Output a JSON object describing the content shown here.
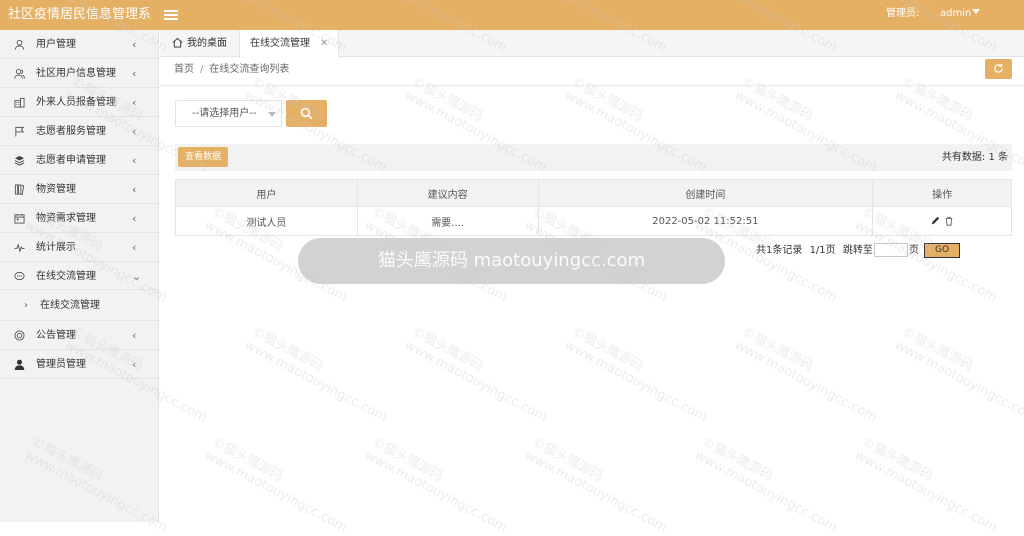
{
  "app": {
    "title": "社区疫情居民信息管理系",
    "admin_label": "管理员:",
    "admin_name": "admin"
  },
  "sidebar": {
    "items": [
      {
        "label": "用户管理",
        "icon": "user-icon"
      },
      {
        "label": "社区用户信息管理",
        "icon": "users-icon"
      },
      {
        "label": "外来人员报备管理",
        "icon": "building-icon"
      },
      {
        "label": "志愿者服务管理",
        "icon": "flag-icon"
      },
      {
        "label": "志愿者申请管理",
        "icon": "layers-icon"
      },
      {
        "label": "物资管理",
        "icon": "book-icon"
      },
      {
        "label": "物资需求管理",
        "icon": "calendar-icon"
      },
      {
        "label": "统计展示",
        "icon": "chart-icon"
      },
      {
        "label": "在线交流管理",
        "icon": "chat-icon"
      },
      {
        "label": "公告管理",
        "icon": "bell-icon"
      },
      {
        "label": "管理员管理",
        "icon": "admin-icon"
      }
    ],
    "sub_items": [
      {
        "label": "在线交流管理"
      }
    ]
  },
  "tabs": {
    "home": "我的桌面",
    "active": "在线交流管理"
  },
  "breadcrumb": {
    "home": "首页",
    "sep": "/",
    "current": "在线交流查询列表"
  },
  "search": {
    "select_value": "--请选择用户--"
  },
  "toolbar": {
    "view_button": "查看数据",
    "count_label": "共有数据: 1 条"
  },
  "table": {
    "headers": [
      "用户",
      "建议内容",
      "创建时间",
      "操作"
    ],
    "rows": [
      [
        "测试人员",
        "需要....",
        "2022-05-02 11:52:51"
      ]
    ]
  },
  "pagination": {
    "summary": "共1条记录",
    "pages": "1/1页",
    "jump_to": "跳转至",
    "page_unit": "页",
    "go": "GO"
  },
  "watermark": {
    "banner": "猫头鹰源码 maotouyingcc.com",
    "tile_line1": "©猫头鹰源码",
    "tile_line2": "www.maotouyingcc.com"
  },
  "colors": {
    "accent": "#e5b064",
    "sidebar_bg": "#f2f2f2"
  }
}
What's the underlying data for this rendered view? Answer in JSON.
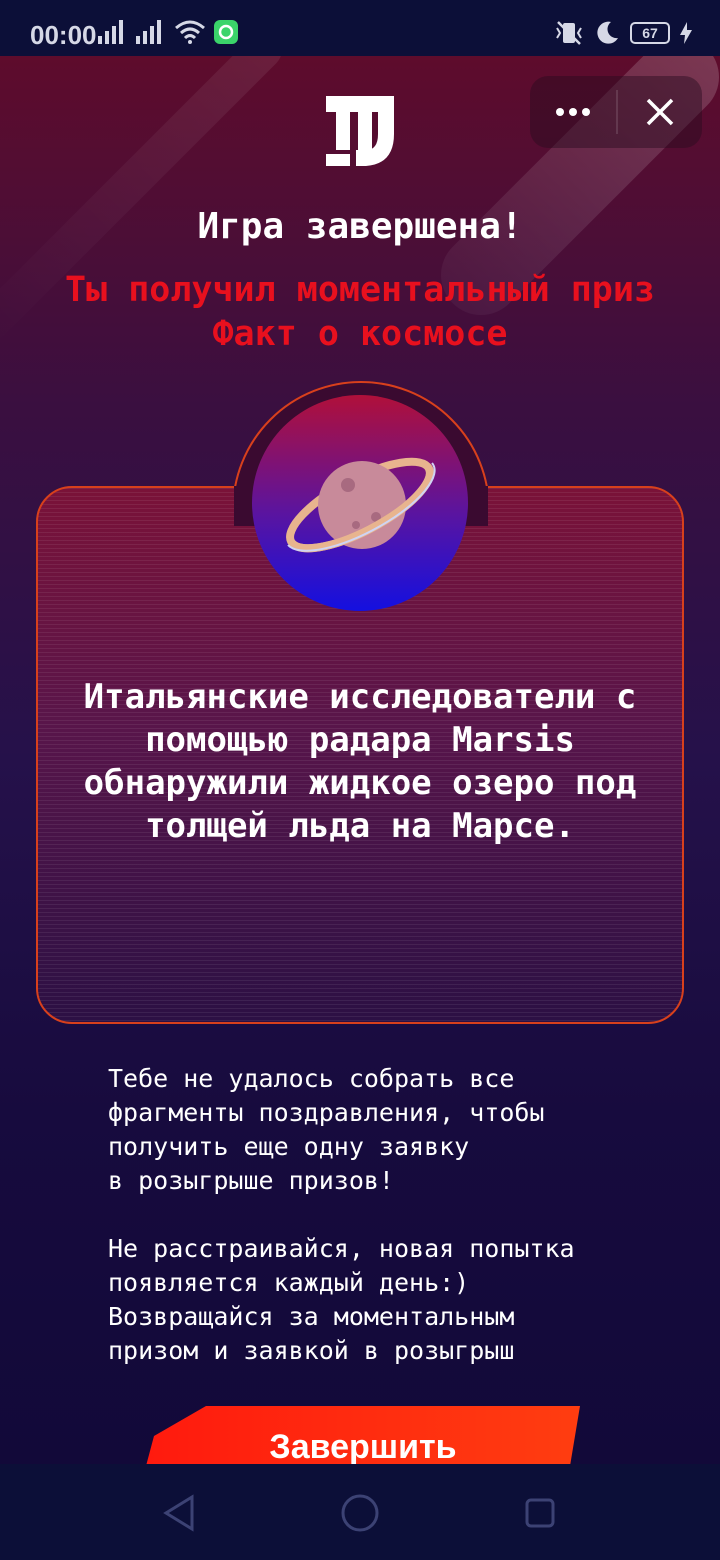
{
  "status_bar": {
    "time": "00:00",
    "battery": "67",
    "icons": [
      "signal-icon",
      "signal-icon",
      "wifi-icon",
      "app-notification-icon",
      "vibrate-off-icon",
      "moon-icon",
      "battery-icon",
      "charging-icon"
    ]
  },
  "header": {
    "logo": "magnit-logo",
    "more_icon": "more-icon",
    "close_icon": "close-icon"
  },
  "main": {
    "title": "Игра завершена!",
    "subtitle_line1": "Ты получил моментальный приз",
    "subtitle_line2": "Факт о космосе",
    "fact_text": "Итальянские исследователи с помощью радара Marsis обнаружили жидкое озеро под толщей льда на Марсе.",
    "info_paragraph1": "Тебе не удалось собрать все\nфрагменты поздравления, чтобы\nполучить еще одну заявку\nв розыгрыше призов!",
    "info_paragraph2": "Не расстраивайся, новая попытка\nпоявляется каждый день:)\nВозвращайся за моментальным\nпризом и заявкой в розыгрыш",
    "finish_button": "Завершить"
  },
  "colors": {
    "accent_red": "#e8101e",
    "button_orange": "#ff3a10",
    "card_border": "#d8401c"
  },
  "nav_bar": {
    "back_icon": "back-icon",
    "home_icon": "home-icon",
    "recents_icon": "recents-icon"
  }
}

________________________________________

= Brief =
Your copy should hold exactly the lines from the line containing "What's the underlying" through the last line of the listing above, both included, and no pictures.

= Exercise result =
What's the underlying data for this rendered view? Answer in JSON.
{
  "status_bar": {
    "time": "00:00",
    "battery": "67",
    "icons": [
      "signal-icon",
      "signal-icon",
      "wifi-icon",
      "app-notification-icon",
      "vibrate-off-icon",
      "moon-icon",
      "battery-icon",
      "charging-icon"
    ]
  },
  "header": {
    "logo": "magnit-logo",
    "more_icon": "more-icon",
    "close_icon": "close-icon"
  },
  "main": {
    "title": "Игра завершена!",
    "subtitle_line1": "Ты получил моментальный приз",
    "subtitle_line2": "Факт о космосе",
    "fact_text": "Итальянские исследователи с помощью радара Marsis обнаружили жидкое озеро под толщей льда на Марсе.",
    "info_paragraph1": "Тебе не удалось собрать все\nфрагменты поздравления, чтобы\nполучить еще одну заявку\nв розыгрыше призов!",
    "info_paragraph2": "Не расстраивайся, новая попытка\nпоявляется каждый день:)\nВозвращайся за моментальным\nпризом и заявкой в розыгрыш",
    "finish_button": "Завершить"
  },
  "colors": {
    "accent_red": "#e8101e",
    "button_orange": "#ff3a10",
    "card_border": "#d8401c"
  },
  "nav_bar": {
    "back_icon": "back-icon",
    "home_icon": "home-icon",
    "recents_icon": "recents-icon"
  }
}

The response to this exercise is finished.